Ridiculing Alain Vigneault for treatment of Pavel Buchnevich and Jimmy Vesey is foolish
New York Rangers head coach Alain Vigneault has made a variety of interesting decisions regarding the way in which he has deployed his personnel during his tenure on Broadway.
Whether it be his egregious handling of Tanner Glass, his persistence to utilize Dan Girardi on the top pair alongside Ryan McDonagh, or his belief that Adam Clendening belongs in the press box rather than on the ice, Vigneault has constantly been pestered by the media for his decision-making, be it justifiable or not.
One of these resolutions that Mr. 600 has been often criticized for is his managing of the Rangers youngsters. Vigneault’s firm treatment of young talent has been widely documented throughout his coaching career and that theme has held true in the Big Apple.
In the past few years, it was JT Miller and Kevin Hayes who were the ones on the receiving end of Vigneault’s “tough love,” which included late-game sittings and even healthy scratches.
This season, it’s been rookies Pavel Buchnevich and Jimmy Vesey who have become his latest victims. Many have ridiculed Vigneault for his misuse of the pair, most notably their withdrawal of ice time in the third period and constant demotions to the fourth line.
Sunday’s matinee against the Washington Capitals provided a perfect example as to how it’s been for the two talented starlets all year. When Mats Zuccarello netted the go-ahead goal 8:47 into the 3rd period, Vigneault essentially stuck with nine forwards, as he let Buchnevich, Vesey, and Oscar Lindberg ride the pine while Jesper Fast skated with Derek Stepan and Rick Nash, forming a more sound defensive line.
The ridicule that AV has experienced in recent weeks, however, is unjust for an assortment of reasons.

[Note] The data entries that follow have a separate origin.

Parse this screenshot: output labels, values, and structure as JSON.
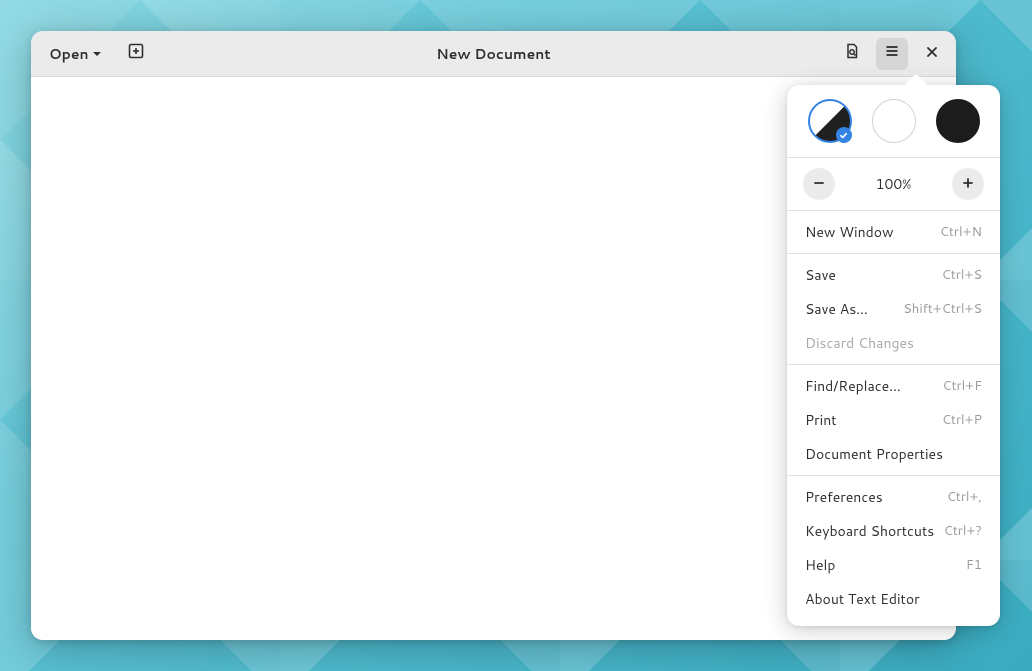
{
  "header": {
    "open_label": "Open",
    "title": "New Document"
  },
  "zoom": {
    "value": "100%"
  },
  "menu": {
    "sections": [
      [
        {
          "label": "New Window",
          "shortcut": "Ctrl+N",
          "disabled": false
        }
      ],
      [
        {
          "label": "Save",
          "shortcut": "Ctrl+S",
          "disabled": false
        },
        {
          "label": "Save As…",
          "shortcut": "Shift+Ctrl+S",
          "disabled": false
        },
        {
          "label": "Discard Changes",
          "shortcut": "",
          "disabled": true
        }
      ],
      [
        {
          "label": "Find/Replace…",
          "shortcut": "Ctrl+F",
          "disabled": false
        },
        {
          "label": "Print",
          "shortcut": "Ctrl+P",
          "disabled": false
        },
        {
          "label": "Document Properties",
          "shortcut": "",
          "disabled": false
        }
      ],
      [
        {
          "label": "Preferences",
          "shortcut": "Ctrl+,",
          "disabled": false
        },
        {
          "label": "Keyboard Shortcuts",
          "shortcut": "Ctrl+?",
          "disabled": false
        },
        {
          "label": "Help",
          "shortcut": "F1",
          "disabled": false
        },
        {
          "label": "About Text Editor",
          "shortcut": "",
          "disabled": false
        }
      ]
    ]
  }
}
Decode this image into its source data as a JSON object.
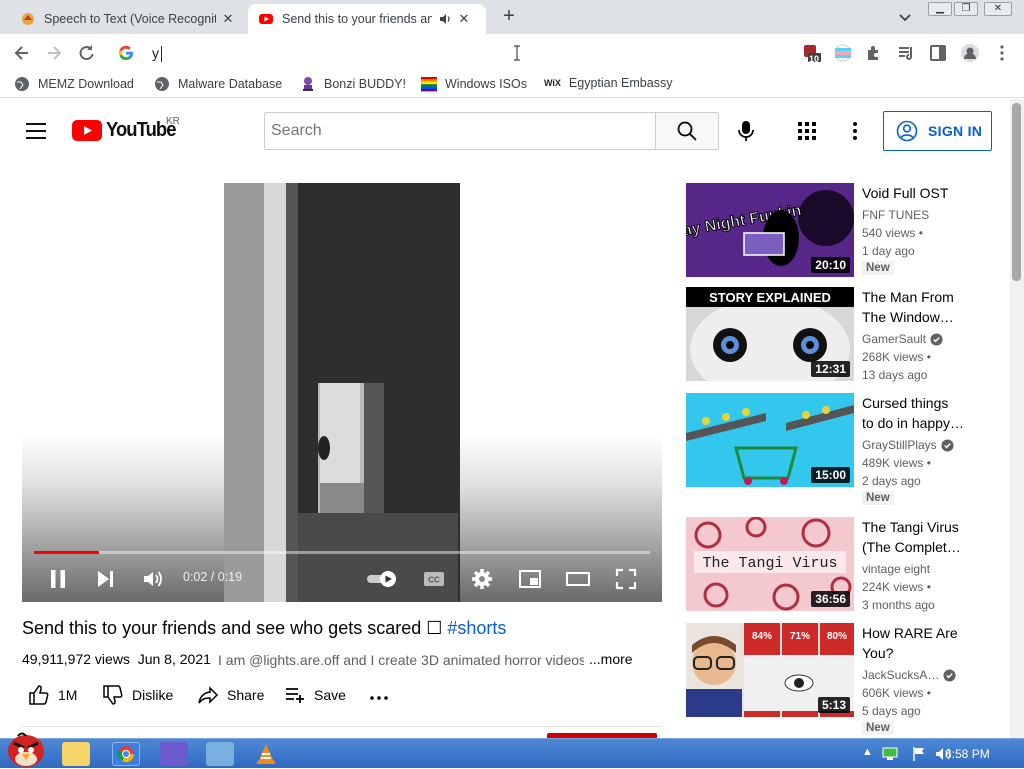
{
  "browser": {
    "tabs": [
      {
        "title": "Speech to Text (Voice Recognition)"
      },
      {
        "title": "Send this to your friends and see who gets scared"
      }
    ],
    "omnibox_text": "y",
    "extensions_badge": "10",
    "bookmarks": [
      "MEMZ Download",
      "Malware Database",
      "Bonzi BUDDY!",
      "Windows ISOs",
      "Egyptian Embassy"
    ]
  },
  "youtube": {
    "logo_text": "YouTube",
    "region": "KR",
    "search_placeholder": "Search",
    "signin_label": "SIGN IN"
  },
  "player": {
    "time": "0:02 / 0:19",
    "progress_fraction": 0.105
  },
  "video": {
    "title": "Send this to your friends and see who gets scared ☐",
    "hashtag": "#shorts",
    "views": "49,911,972 views",
    "date": "Jun 8, 2021",
    "description": "I am @lights.are.off and I create 3D animated horror videos",
    "more_label": "...more",
    "actions": {
      "likes": "1M",
      "dislike": "Dislike",
      "share": "Share",
      "save": "Save"
    }
  },
  "sidebar": [
    {
      "title_1": "Void Full OST",
      "title_2": "",
      "channel": "FNF TUNES",
      "views": "540 views •",
      "ago": "1 day ago",
      "badge": "New",
      "duration": "20:10"
    },
    {
      "title_1": "The Man From",
      "title_2": "The Window…",
      "channel": "GamerSault",
      "views": "268K views •",
      "ago": "13 days ago",
      "badge": "",
      "duration": "12:31"
    },
    {
      "title_1": "Cursed things",
      "title_2": "to do in happy…",
      "channel": "GrayStillPlays",
      "views": "489K views •",
      "ago": "2 days ago",
      "badge": "New",
      "duration": "15:00"
    },
    {
      "title_1": "The Tangi Virus",
      "title_2": "(The Complet…",
      "channel": "vintage eight",
      "views": "224K views •",
      "ago": "3 months ago",
      "badge": "",
      "duration": "36:56"
    },
    {
      "title_1": "How RARE Are",
      "title_2": "You?",
      "channel": "JackSucksA…",
      "views": "606K views •",
      "ago": "5 days ago",
      "badge": "New",
      "duration": "5:13"
    }
  ],
  "thumb_text": {
    "fnf": "Friday Night Funkin",
    "story": "STORY EXPLAINED",
    "tangi": "The Tangi Virus",
    "pcts": [
      "84%",
      "71%",
      "80%"
    ]
  },
  "taskbar": {
    "clock": "6:58 PM"
  },
  "colors": {
    "yt_red": "#ff0000",
    "link_blue": "#065fd4",
    "taskbar_blue": "#2f6ac2"
  }
}
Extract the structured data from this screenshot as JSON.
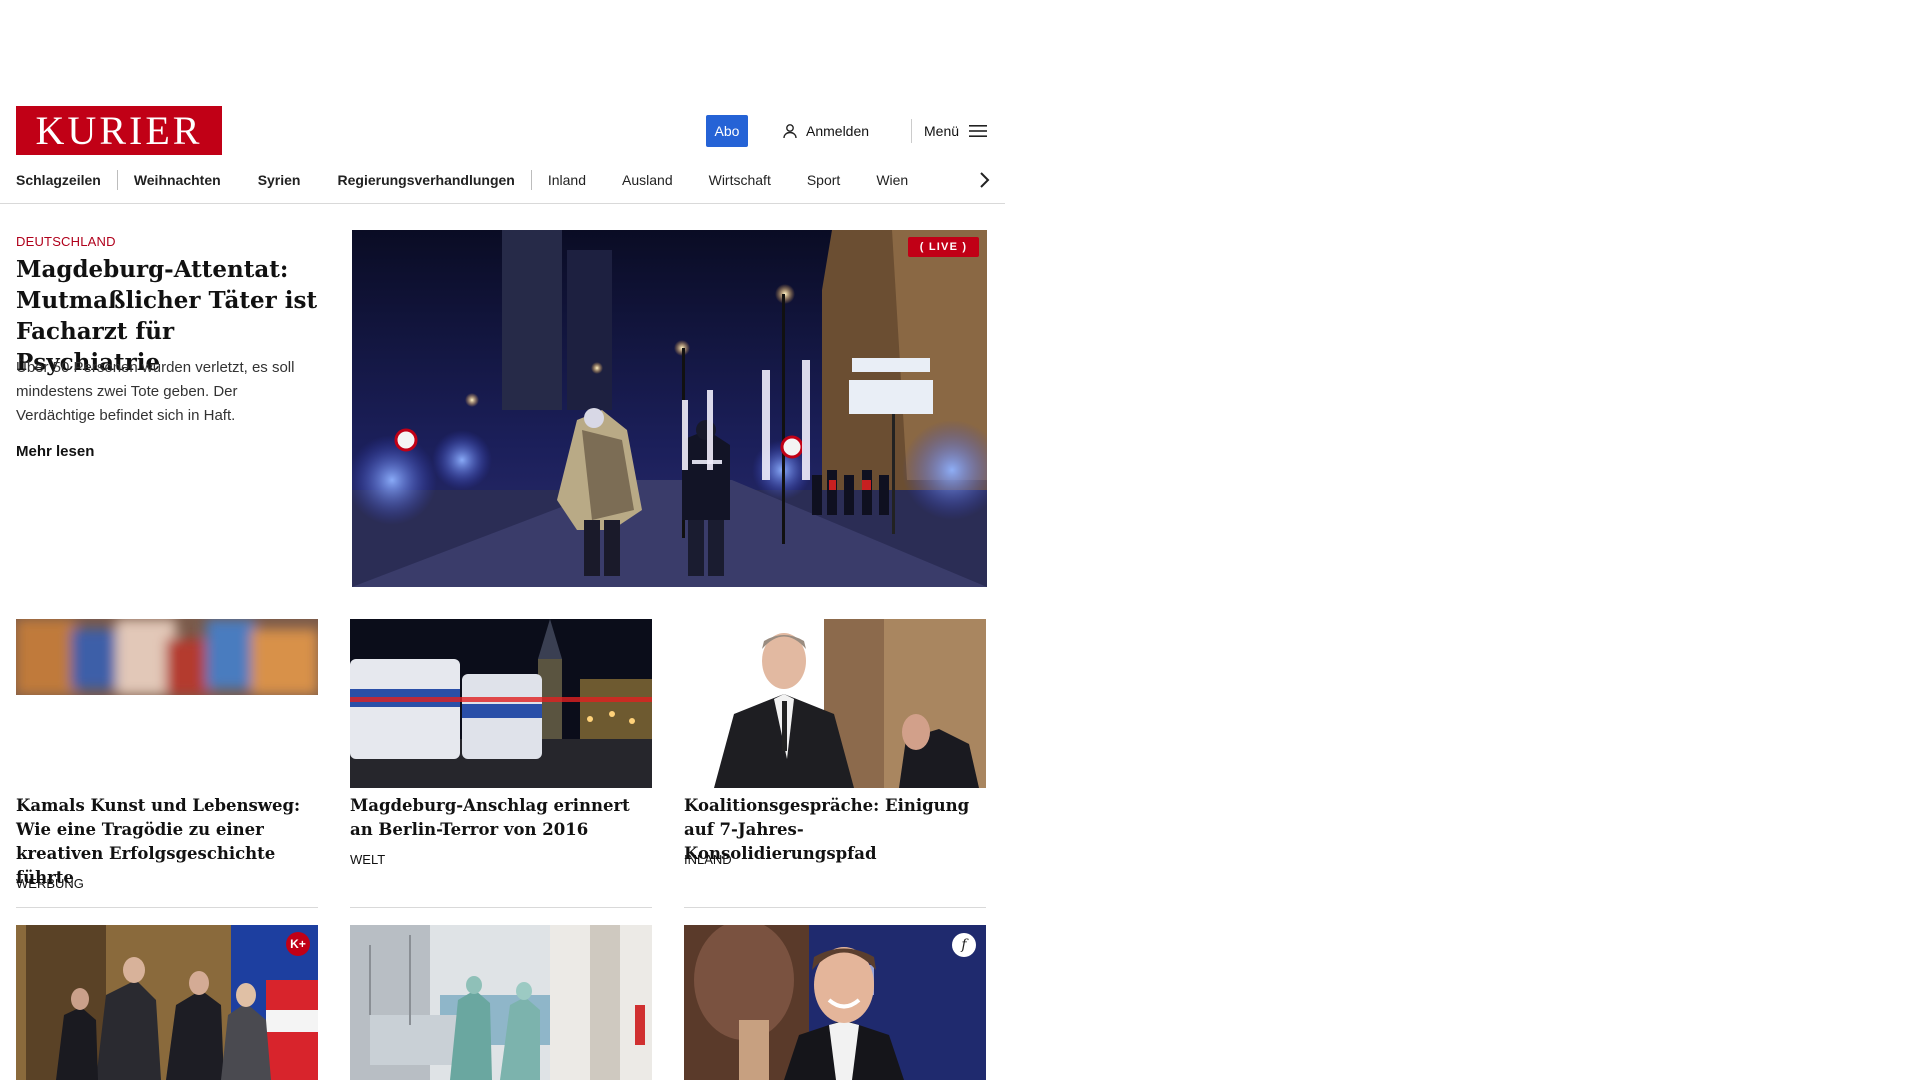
{
  "header": {
    "logo_text": "KURIER",
    "abo_label": "Abo",
    "login_label": "Anmelden",
    "menu_label": "Menü",
    "brand_color": "#c10016",
    "abo_color": "#2563d6"
  },
  "nav": {
    "items": [
      "Schlagzeilen",
      "Weihnachten",
      "Syrien",
      "Regierungsverhandlungen",
      "Inland",
      "Ausland",
      "Wirtschaft",
      "Sport",
      "Wien"
    ],
    "next_icon": "chevron-right-icon"
  },
  "lead": {
    "category": "DEUTSCHLAND",
    "title": "Magdeburg-Attentat: Mutmaßlicher Täter ist Facharzt für Psychiatrie",
    "teaser": "Über 50 Personen wurden verletzt, es soll mindestens zwei Tote geben. Der Verdächtige befindet sich in Haft.",
    "more_label": "Mehr lesen",
    "live_badge": "( LIVE )"
  },
  "row1": [
    {
      "title": "Kamals Kunst und Lebensweg: Wie eine Tragödie zu einer kreativen Erfolgsgeschichte führte",
      "category": "WERBUNG"
    },
    {
      "title": "Magdeburg-Anschlag erinnert an Berlin-Terror von 2016",
      "category": "WELT"
    },
    {
      "title": "Koalitionsgespräche: Einigung auf 7-Jahres-Konsolidierungspfad",
      "category": "INLAND"
    }
  ],
  "row2_badges": {
    "kplus": "K+",
    "f": "f"
  }
}
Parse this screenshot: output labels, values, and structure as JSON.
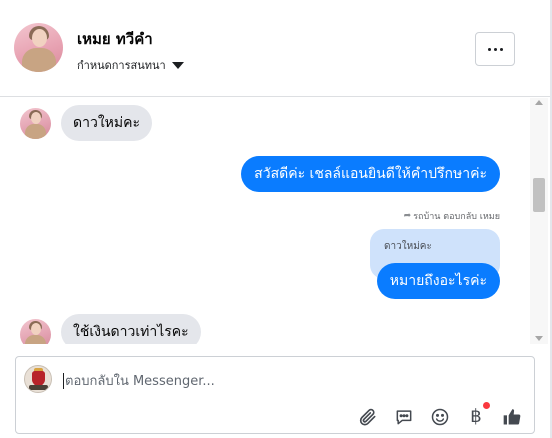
{
  "header": {
    "contact_name": "เหมย ทวีคำ",
    "subtitle": "กำหนดการสนทนา",
    "more_label": "..."
  },
  "messages": [
    {
      "side": "incoming",
      "text": "ดาวใหม่คะ"
    },
    {
      "side": "outgoing",
      "text": "สวัสดีค่ะ เชลล์แอนยินดีให้คำปรึกษาค่ะ"
    },
    {
      "side": "outgoing",
      "reply_meta": "รถบ้าน ตอบกลับ เหมย",
      "quoted": "ดาวใหม่คะ",
      "text": "หมายถึงอะไรค่ะ"
    },
    {
      "side": "incoming",
      "text": "ใช้เงินดาวเท่าไรคะ"
    }
  ],
  "composer": {
    "placeholder": "ตอบกลับใน Messenger...",
    "tools": [
      "attach-icon",
      "chat-bubble-icon",
      "emoji-icon",
      "baht-icon",
      "like-icon"
    ],
    "baht_symbol": "฿"
  },
  "colors": {
    "outgoing_bubble": "#0a7cff",
    "incoming_bubble": "#e4e6eb",
    "quoted_bubble": "#cfe2fb",
    "notification_dot": "#fa383e"
  }
}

Let’s take a closer look why:
For the most part, the Blueshirts’ depth up front has been the primary reason why they sit fifth in the NHL (fourth in the Metropolitan division). Unfortunately with every silver lining comes a dark cloud and that murky mass hanging over the Rangers (besides the lackluster back line) is that it has forced Vigneault to place Buchnevich and Vesey into unfavorable situations.
It’s pretty simple as to how the abundance of quality forwards plays against the Rangers’ favor in this scenario. The Blueshirts lineup currently consists of 10 top nine forwards (including Buchnevich and Vesey). So if you do the math, it’s clear that one of those forwards will be forced to reside on the fourth line.
In a perfect world, it would be speedster Michael Grabner who would occupy that tenth forward slot, allowing the two rookies to flourish with skill around them.
Fortunately for the Rangers, Grabner has exceeded just about everybody’s expectations, as he has regularly found his name on the scoresheet this season.
So that leaves Buchnevich and Vesey. The two skilled wingers have been swapped in and out of the top nine, resulting in decreased production from both players. The decrease in production has led to a shrink in ice time, and the shrink in ice time has halted both players’ respective development.
In order for proper progression for both players, they will need to be seeing regular ice time with talent surrounding them. Vesey requires a line with skill in order to create space for the Harvard graduate to properly use his speed and skill, while Buchnevich needs quality finishers on the receiving end of his smooth passing, both of which the fourth line cannot provide.
And the reason these two are forced to play there is because of their unprecedented forward prowess.
Inexperience and Defensive Deficiencies
What Vigneault has chosen to do late in games when ahead actually makes a lot of sense in my mind.
With the Blueshirts’ defense already as thin as a needle, the former Jack Adams award winner looks to maximize the effectiveness of the back five. Unfortunately, that means that there are times where Vesey and Buchnevich will be forced to warm the bench.
Now, some will argue that it’s imperative to both Vesey’s and Buchnevich’s progression that they see the ice in situations like this, and I tend to agree. The Rangers have a young core that is unlikely to be taking home any silverware this season.
However, we have to remember that AV’s job is ultimately to win hockey games, and promoting Fast rather than Vesey or Buchnevich in these scenarios provides the Blueshirts with the best opportunity to claim two points.